Amicus Productions was a British film production company active in the 1960s and 1970s. It is best known for its genre pictures, particularly in the genres of horror and science fiction.
The science fiction films included two movies based on the then-new hit series Doctor Who: Dr. Who and the Daleks and Daleks' Invasion Earth: 2150 A.D.. They also made three films based on the works of Edgar Rice Burroughs, specifically The Land That Time Forgot and its sequel, The People That Time Forgot, and At the Earth's Core.
The horror films are often Wrongfully Attributed to the older and more famous Hammer Studios, with which they share some directors and stars (including Christopher Lee and Peter Cushing). Two points of distinction are that Amicus tended to set its films in the present day (as opposed to Hammer's Gothic historicals) and many of Amicus' horror films are Anthology Films, with a Framing Device binding together three or four shorter stories. Two anthology films were adaptions of stories from the American horror comics published by EC Comics. Writer Robert Bloch wrote many screenplays for Amicus, often adapting his own short stories, and joshed in his autobiography that "Amicus was Latin for 'no budget'."note
Amicus Productions with their own trope pages include:
- And Now the Screaming Starts! (1973)
- Asylum (1972)
- The Beast Must Die (1974)
- Daleks' Invasion Earth: 2150 A.D. (1966)
- The Deadly Bees (1966)
- Dr. Terror's House of Horrors (1965)
- Dr. Who and the Daleks (1965)
- From Beyond the Grave (1974)
- The House That Dripped Blood (1971)
- I, Monster (1971)
- The Land That Time Forgot (1975)
- Madhouse (1974)
- The People That Time Forgot (1977)
- Scream and Scream Again (1970)

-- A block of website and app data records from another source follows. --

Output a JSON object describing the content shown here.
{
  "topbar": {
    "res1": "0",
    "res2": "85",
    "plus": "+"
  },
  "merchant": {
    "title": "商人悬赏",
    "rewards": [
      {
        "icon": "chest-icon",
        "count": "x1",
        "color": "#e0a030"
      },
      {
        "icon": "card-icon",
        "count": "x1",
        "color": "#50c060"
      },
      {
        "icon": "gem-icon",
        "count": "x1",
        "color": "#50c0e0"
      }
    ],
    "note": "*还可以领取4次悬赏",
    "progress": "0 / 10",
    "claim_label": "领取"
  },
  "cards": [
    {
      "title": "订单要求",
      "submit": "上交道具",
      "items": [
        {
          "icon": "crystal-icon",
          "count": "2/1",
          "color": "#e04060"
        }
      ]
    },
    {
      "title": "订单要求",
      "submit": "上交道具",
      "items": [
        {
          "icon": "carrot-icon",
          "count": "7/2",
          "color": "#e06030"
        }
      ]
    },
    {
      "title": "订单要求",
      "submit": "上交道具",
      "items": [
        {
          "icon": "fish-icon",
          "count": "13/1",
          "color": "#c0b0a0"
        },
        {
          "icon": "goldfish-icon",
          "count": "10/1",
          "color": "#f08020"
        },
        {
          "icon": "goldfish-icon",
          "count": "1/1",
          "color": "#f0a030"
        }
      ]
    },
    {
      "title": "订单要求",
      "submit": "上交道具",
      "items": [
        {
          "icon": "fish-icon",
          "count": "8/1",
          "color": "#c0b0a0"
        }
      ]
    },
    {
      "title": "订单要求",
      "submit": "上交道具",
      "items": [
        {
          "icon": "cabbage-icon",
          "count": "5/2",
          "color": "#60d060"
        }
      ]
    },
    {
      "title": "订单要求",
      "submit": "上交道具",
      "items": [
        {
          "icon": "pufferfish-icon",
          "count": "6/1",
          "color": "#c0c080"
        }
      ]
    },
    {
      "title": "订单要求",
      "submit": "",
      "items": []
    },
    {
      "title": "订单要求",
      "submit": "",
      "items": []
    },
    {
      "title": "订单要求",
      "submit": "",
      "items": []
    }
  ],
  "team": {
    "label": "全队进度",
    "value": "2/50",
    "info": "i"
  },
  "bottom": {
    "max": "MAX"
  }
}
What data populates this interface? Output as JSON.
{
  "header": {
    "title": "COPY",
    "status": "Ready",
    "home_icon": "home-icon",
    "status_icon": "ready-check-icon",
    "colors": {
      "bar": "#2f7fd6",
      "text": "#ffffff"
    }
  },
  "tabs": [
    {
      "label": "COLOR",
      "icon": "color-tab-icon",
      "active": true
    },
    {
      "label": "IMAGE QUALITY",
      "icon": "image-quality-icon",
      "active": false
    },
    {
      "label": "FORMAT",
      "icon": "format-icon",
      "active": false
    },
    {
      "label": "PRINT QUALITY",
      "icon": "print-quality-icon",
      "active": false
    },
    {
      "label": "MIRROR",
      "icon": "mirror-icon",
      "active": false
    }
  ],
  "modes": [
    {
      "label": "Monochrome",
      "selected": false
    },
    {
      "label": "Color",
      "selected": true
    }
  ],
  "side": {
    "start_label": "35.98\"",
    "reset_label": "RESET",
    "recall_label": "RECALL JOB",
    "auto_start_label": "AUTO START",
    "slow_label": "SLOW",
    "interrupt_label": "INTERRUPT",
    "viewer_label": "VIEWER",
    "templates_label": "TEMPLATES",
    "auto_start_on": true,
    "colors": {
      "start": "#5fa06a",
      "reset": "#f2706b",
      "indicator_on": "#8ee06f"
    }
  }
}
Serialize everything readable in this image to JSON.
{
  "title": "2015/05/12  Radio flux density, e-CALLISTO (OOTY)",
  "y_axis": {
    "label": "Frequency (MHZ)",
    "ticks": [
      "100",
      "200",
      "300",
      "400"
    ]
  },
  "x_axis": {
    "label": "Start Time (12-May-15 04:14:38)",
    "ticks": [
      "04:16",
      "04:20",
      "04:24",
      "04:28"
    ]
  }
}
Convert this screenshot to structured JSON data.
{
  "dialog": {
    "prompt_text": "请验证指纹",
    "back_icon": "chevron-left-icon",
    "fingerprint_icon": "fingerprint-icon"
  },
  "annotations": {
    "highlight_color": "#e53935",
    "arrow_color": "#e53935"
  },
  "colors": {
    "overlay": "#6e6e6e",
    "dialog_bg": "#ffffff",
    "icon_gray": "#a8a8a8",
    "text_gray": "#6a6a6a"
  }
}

- Tales from the Crypt (1972)
- Torture Garden (1968)
- Vault of Horror (1973)
Other Amicus Productions provide examples of:
- Cake Toppers: A wedding cake topper is used for Sympathetic Magic in From Beyond the Grave (1973).
- The Fourth Wall Will Not Protect You: Several of the anthology films end with the narrator character addressing the audience directly.
- The Little Shop That Wasn't There Yesterday: In the anthology film From Beyond the Grave, the linking premise is that each of the stories involves an object bought from a mysterious shop owned by Peter Cushing.
- Man-Eating Plant: In the adaptation of At the Earth's Core, a man-eating plant makes a brief appearance, interrupting a fight scene between the hero and an adversary. Needless to say, even though the two men had been trying to kill each other only minutes before, the hero saves his opponent from the clutches of the carnivorous creeping vine, and the two become fast friends, joining forces to defeat the evil Mahars that rule the underground world.
- Soul Jar: The titular door of From Beyond The Grave, used by an evil, ghostly sorcerer to collect souls. His latest victims, however, manage to destroy the door, ending his life.